March 5, 2015 - Matthew Peters (Materials Science and Engineering) visited Jones College Prep to provide an overview of his research and suggest ways to bring Materials Science and Engineering into the classrooms. The talk was attended by science, mathematics, and engineering teachers from around Chicago, as well as representatives from Chicago Public School’s central administration.
Event Flyer - "Materials Science and Engineering… from Nobel Prizes to Chocolate"

March 3, 2015 - CIERA’s own Megan Morscher was joined by Justin Finkle (chemical and biological engineering) and Alireza Talebpour (civil engineering) at Deerfield High School.
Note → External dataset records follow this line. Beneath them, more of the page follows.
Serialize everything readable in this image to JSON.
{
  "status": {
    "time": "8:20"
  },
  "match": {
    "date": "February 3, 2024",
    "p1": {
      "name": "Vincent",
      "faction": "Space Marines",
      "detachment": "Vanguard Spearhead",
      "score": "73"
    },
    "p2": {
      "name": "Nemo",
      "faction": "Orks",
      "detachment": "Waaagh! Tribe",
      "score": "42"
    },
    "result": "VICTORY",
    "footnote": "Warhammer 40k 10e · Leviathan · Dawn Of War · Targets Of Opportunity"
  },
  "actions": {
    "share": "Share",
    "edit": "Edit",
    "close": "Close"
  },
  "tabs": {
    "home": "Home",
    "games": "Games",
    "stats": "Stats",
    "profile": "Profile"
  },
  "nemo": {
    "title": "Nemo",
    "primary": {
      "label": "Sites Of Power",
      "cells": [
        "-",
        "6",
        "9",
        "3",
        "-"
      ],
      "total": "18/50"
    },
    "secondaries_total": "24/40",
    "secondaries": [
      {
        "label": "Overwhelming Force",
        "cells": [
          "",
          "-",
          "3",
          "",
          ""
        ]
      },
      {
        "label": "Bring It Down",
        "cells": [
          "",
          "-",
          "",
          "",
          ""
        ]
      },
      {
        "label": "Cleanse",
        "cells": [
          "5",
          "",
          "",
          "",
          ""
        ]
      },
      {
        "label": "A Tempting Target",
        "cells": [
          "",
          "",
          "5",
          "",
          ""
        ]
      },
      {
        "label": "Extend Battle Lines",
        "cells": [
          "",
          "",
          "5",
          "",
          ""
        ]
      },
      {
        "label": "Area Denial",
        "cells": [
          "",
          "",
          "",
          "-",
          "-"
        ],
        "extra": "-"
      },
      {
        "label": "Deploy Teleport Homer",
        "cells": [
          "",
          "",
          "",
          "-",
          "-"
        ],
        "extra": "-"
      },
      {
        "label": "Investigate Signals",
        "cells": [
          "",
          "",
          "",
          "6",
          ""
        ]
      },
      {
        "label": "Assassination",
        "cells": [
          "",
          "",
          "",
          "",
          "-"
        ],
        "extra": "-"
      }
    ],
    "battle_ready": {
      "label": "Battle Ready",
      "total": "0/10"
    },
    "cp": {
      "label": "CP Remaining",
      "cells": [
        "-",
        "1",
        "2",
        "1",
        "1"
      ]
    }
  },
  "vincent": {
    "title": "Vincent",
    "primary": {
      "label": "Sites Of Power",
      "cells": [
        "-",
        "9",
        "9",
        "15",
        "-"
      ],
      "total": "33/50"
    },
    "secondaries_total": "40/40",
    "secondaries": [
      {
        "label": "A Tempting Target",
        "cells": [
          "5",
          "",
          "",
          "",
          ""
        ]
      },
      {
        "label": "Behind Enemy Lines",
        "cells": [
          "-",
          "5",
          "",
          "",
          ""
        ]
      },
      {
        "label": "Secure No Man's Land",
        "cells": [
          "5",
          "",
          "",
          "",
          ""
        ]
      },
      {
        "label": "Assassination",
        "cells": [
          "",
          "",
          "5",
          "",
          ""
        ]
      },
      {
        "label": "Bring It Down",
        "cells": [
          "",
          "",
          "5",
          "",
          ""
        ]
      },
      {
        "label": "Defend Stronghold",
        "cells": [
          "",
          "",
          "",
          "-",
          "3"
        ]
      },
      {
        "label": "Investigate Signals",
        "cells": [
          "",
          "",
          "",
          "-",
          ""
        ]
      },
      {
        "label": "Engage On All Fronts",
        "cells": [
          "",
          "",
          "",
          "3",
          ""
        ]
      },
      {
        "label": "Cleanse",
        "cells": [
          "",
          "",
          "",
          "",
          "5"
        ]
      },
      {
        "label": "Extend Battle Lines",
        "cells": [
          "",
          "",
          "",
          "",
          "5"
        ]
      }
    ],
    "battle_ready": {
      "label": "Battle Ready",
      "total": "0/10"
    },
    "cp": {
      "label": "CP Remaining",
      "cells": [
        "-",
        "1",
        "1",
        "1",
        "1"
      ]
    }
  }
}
They each gave presentations on their research, helping the teachers to make connections to their current curriculum and showcasing existing lessons from the Reach for the Stars and CT-STEM programs. Afterwards, one teacher wrote “The presentation was very engaging and knowledgable, nicely presented, organized. This directly relates to my biology classes - I will definitely integrate elements of this work!”

May 5, 2014 - Adam Weingarten (Chemistry) and Jessica Perez (Chemical and Biological Engineering) presented their research to teachers at Evanston Township High School. Twenty teachers from a variety of STEM disciplines attended the event.

April 28, 2014 - Justin Finkle (chemical and biological engineering) presented his research to teachers at Antioch Community High School. Eighteen teachers attended in total, including 12 from Antioch Community High School and 6 from Lakes Community High School.

February 6, 2014 - We held a kick-off event for GS3 in collaboration with Maine East High School in Park Ridge, which attracted more than 20 teachers from schools all over the Chicagoland area. After a pizza dinner (sponsored by OSEP), teachers attended two different hour-long sessions of their choosing. We offered seven concurrent sessions on a range of exciting research topics featuring presentations from the following graduate students: Justin Finkle, Jennifer Schoborg and Jessica Perez (Chemical and Biological Engineering); David Little (Communication Sciences and Disorders); Adam Weingarten and Alex Peroff (Chemistry); Emily Sun (Physics and Astronomy); and Joshua Townsend (Earth and Planetary Science). Many of the graduate student presenters were either former Reach for the Stars or Ready Set Go fellows.
Descriptions of the presentations from the GS3 kick-off

January 27, 2014 - Two former Ready Set Go fellows, Chen Wang (Mechanical Engineering) and Aaron Oppenheimer (Chemical and Biological Engineering), presented their research to STEM teachers at Lake View High School, a public school in Chicago. The event was attended by 24 STEM teachers from various disciplines.

January 10, 2014 - Two former Ready Set Go fellows, Adam Weingarten (Chemistry) and Bola Adeniran (Chemical and Biological Engineering), presented their research at our first GS3 event. The event was held at Muchin College Prep High School, a Charter school in downtown Chicago. Seven teachers from various STEM disciplines participated in the event.